● **Your instructions**
Set the data down again, word for word, as it appears below.

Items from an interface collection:
Segment Open
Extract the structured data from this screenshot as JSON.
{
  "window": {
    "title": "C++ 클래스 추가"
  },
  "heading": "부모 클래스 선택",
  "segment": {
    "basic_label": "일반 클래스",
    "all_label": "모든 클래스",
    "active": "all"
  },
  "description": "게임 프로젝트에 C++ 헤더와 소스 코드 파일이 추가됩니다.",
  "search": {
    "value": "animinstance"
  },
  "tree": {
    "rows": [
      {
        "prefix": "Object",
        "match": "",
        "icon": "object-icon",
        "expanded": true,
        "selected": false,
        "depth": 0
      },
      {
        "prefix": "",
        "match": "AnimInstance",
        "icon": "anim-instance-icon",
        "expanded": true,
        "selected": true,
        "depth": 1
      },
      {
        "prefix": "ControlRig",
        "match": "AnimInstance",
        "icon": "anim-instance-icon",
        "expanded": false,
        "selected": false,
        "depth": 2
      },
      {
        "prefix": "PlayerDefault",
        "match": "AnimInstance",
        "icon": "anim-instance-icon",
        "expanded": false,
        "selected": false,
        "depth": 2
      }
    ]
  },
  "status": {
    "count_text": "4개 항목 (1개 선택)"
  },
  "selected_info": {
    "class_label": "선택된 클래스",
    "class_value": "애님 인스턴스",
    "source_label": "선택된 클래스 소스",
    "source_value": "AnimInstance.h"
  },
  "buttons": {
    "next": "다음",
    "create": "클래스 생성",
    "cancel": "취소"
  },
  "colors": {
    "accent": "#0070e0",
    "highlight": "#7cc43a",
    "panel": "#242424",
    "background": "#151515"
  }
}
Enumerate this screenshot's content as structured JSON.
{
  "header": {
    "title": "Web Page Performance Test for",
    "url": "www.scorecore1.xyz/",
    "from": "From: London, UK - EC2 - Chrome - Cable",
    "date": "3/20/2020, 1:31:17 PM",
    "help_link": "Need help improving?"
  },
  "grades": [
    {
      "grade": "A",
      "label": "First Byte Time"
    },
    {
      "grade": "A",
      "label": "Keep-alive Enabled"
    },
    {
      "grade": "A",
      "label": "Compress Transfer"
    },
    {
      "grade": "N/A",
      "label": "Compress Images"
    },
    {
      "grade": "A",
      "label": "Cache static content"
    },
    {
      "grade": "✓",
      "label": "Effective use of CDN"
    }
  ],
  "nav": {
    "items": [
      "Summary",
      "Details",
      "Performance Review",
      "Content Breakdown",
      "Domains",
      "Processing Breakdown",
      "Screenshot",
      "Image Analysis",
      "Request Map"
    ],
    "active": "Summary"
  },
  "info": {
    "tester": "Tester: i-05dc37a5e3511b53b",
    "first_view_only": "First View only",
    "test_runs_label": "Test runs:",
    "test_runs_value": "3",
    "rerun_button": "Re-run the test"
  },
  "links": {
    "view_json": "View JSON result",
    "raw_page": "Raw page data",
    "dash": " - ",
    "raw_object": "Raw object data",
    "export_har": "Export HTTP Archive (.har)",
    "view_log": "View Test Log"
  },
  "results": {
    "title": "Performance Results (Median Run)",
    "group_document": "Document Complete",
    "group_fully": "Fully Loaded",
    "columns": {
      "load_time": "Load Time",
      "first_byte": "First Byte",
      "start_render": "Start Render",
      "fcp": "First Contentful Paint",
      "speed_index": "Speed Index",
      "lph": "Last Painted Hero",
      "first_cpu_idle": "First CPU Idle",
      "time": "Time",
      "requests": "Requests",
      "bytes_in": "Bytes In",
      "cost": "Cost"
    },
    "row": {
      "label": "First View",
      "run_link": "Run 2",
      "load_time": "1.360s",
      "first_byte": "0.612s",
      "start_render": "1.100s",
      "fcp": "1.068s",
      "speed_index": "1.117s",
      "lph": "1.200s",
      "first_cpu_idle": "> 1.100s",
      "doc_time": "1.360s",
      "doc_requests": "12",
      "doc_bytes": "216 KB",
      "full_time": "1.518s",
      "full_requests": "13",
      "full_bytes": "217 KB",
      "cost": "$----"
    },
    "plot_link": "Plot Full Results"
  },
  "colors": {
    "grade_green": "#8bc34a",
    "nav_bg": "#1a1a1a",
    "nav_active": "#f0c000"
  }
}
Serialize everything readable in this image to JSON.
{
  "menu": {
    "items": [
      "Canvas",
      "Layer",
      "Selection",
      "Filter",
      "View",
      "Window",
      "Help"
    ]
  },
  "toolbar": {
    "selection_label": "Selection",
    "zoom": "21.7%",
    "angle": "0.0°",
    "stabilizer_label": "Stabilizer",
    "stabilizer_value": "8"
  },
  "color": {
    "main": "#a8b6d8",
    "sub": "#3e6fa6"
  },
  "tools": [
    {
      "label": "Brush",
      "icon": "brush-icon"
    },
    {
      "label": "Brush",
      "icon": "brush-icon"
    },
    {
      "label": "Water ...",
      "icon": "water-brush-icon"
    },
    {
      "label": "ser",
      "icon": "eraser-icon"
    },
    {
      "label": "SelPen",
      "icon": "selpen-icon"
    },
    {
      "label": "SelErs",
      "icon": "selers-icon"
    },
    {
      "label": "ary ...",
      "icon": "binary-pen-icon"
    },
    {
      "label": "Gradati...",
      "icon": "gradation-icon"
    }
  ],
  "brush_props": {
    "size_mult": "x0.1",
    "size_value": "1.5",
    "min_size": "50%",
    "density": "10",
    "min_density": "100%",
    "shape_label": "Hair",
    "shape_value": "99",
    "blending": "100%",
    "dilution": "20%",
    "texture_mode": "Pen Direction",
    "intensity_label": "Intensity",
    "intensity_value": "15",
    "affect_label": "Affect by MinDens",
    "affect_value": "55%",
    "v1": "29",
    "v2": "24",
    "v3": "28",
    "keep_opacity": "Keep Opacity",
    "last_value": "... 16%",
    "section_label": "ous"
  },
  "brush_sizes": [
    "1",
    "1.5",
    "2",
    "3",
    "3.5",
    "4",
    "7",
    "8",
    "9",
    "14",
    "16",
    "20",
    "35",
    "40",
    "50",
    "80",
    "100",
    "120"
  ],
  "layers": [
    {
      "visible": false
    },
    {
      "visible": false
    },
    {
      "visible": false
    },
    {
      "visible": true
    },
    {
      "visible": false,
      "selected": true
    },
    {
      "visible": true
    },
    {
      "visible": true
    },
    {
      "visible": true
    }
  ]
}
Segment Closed
● **Reply to the exercise**
Extract the structured data from this screenshot as JSON.
{
  "window": {
    "title": "C++ 클래스 추가"
  },
  "heading": "부모 클래스 선택",
  "segment": {
    "basic_label": "일반 클래스",
    "all_label": "모든 클래스",
    "active": "all"
  },
  "description": "게임 프로젝트에 C++ 헤더와 소스 코드 파일이 추가됩니다.",
  "search": {
    "value": "animinstance"
  },
  "tree": {
    "rows": [
      {
        "prefix": "Object",
        "match": "",
        "icon": "object-icon",
        "expanded": true,
        "selected": false,
        "depth": 0
      },
      {
        "prefix": "",
        "match": "AnimInstance",
        "icon": "anim-instance-icon",
        "expanded": true,
        "selected": true,
        "depth": 1
      },
      {
        "prefix": "ControlRig",
        "match": "AnimInstance",
        "icon": "anim-instance-icon",
        "expanded": false,
        "selected": false,
        "depth": 2
      },
      {
        "prefix": "PlayerDefault",
        "match": "AnimInstance",
        "icon": "anim-instance-icon",
        "expanded": false,
        "selected": false,
        "depth": 2
      }
    ]
  },
  "status": {
    "count_text": "4개 항목 (1개 선택)"
  },
  "selected_info": {
    "class_label": "선택된 클래스",
    "class_value": "애님 인스턴스",
    "source_label": "선택된 클래스 소스",
    "source_value": "AnimInstance.h"
  },
  "buttons": {
    "next": "다음",
    "create": "클래스 생성",
    "cancel": "취소"
  },
  "colors": {
    "accent": "#0070e0",
    "highlight": "#7cc43a",
    "panel": "#242424",
    "background": "#151515"
  }
}
Enumerate this screenshot's content as structured JSON.
{
  "header": {
    "title": "Web Page Performance Test for",
    "url": "www.scorecore1.xyz/",
    "from": "From: London, UK - EC2 - Chrome - Cable",
    "date": "3/20/2020, 1:31:17 PM",
    "help_link": "Need help improving?"
  },
  "grades": [
    {
      "grade": "A",
      "label": "First Byte Time"
    },
    {
      "grade": "A",
      "label": "Keep-alive Enabled"
    },
    {
      "grade": "A",
      "label": "Compress Transfer"
    },
    {
      "grade": "N/A",
      "label": "Compress Images"
    },
    {
      "grade": "A",
      "label": "Cache static content"
    },
    {
      "grade": "✓",
      "label": "Effective use of CDN"
    }
  ],
  "nav": {
    "items": [
      "Summary",
      "Details",
      "Performance Review",
      "Content Breakdown",
      "Domains",
      "Processing Breakdown",
      "Screenshot",
      "Image Analysis",
      "Request Map"
    ],
    "active": "Summary"
  },
  "info": {
    "tester": "Tester: i-05dc37a5e3511b53b",
    "first_view_only": "First View only",
    "test_runs_label": "Test runs:",
    "test_runs_value": "3",
    "rerun_button": "Re-run the test"
  },
  "links": {
    "view_json": "View JSON result",
    "raw_page": "Raw page data",
    "dash": " - ",
    "raw_object": "Raw object data",
    "export_har": "Export HTTP Archive (.har)",
    "view_log": "View Test Log"
  },
  "results": {
    "title": "Performance Results (Median Run)",
    "group_document": "Document Complete",
    "group_fully": "Fully Loaded",
    "columns": {
      "load_time": "Load Time",
      "first_byte": "First Byte",
      "start_render": "Start Render",
      "fcp": "First Contentful Paint",
      "speed_index": "Speed Index",
      "lph": "Last Painted Hero",
      "first_cpu_idle": "First CPU Idle",
      "time": "Time",
      "requests": "Requests",
      "bytes_in": "Bytes In",
      "cost": "Cost"
    },
    "row": {
      "label": "First View",
      "run_link": "Run 2",
      "load_time": "1.360s",
      "first_byte": "0.612s",
      "start_render": "1.100s",
      "fcp": "1.068s",
      "speed_index": "1.117s",
      "lph": "1.200s",
      "first_cpu_idle": "> 1.100s",
      "doc_time": "1.360s",
      "doc_requests": "12",
      "doc_bytes": "216 KB",
      "full_time": "1.518s",
      "full_requests": "13",
      "full_bytes": "217 KB",
      "cost": "$----"
    },
    "plot_link": "Plot Full Results"
  },
  "colors": {
    "grade_green": "#8bc34a",
    "nav_bg": "#1a1a1a",
    "nav_active": "#f0c000"
  }
}
Serialize everything readable in this image to JSON.
{
  "menu": {
    "items": [
      "Canvas",
      "Layer",
      "Selection",
      "Filter",
      "View",
      "Window",
      "Help"
    ]
  },
  "toolbar": {
    "selection_label": "Selection",
    "zoom": "21.7%",
    "angle": "0.0°",
    "stabilizer_label": "Stabilizer",
    "stabilizer_value": "8"
  },
  "color": {
    "main": "#a8b6d8",
    "sub": "#3e6fa6"
  },
  "tools": [
    {
      "label": "Brush",
      "icon": "brush-icon"
    },
    {
      "label": "Brush",
      "icon": "brush-icon"
    },
    {
      "label": "Water ...",
      "icon": "water-brush-icon"
    },
    {
      "label": "ser",
      "icon": "eraser-icon"
    },
    {
      "label": "SelPen",
      "icon": "selpen-icon"
    },
    {
      "label": "SelErs",
      "icon": "selers-icon"
    },
    {
      "label": "ary ...",
      "icon": "binary-pen-icon"
    },
    {
      "label": "Gradati...",
      "icon": "gradation-icon"
    }
  ],
  "brush_props": {
    "size_mult": "x0.1",
    "size_value": "1.5",
    "min_size": "50%",
    "density": "10",
    "min_density": "100%",
    "shape_label": "Hair",
    "shape_value": "99",
    "blending": "100%",
    "dilution": "20%",
    "texture_mode": "Pen Direction",
    "intensity_label": "Intensity",
    "intensity_value": "15",
    "affect_label": "Affect by MinDens",
    "affect_value": "55%",
    "v1": "29",
    "v2": "24",
    "v3": "28",
    "keep_opacity": "Keep Opacity",
    "last_value": "... 16%",
    "section_label": "ous"
  },
  "brush_sizes": [
    "1",
    "1.5",
    "2",
    "3",
    "3.5",
    "4",
    "7",
    "8",
    "9",
    "14",
    "16",
    "20",
    "35",
    "40",
    "50",
    "80",
    "100",
    "120"
  ],
  "layers": [
    {
      "visible": false
    },
    {
      "visible": false
    },
    {
      "visible": false
    },
    {
      "visible": true
    },
    {
      "visible": false,
      "selected": true
    },
    {
      "visible": true
    },
    {
      "visible": true
    },
    {
      "visible": true
    }
  ]
}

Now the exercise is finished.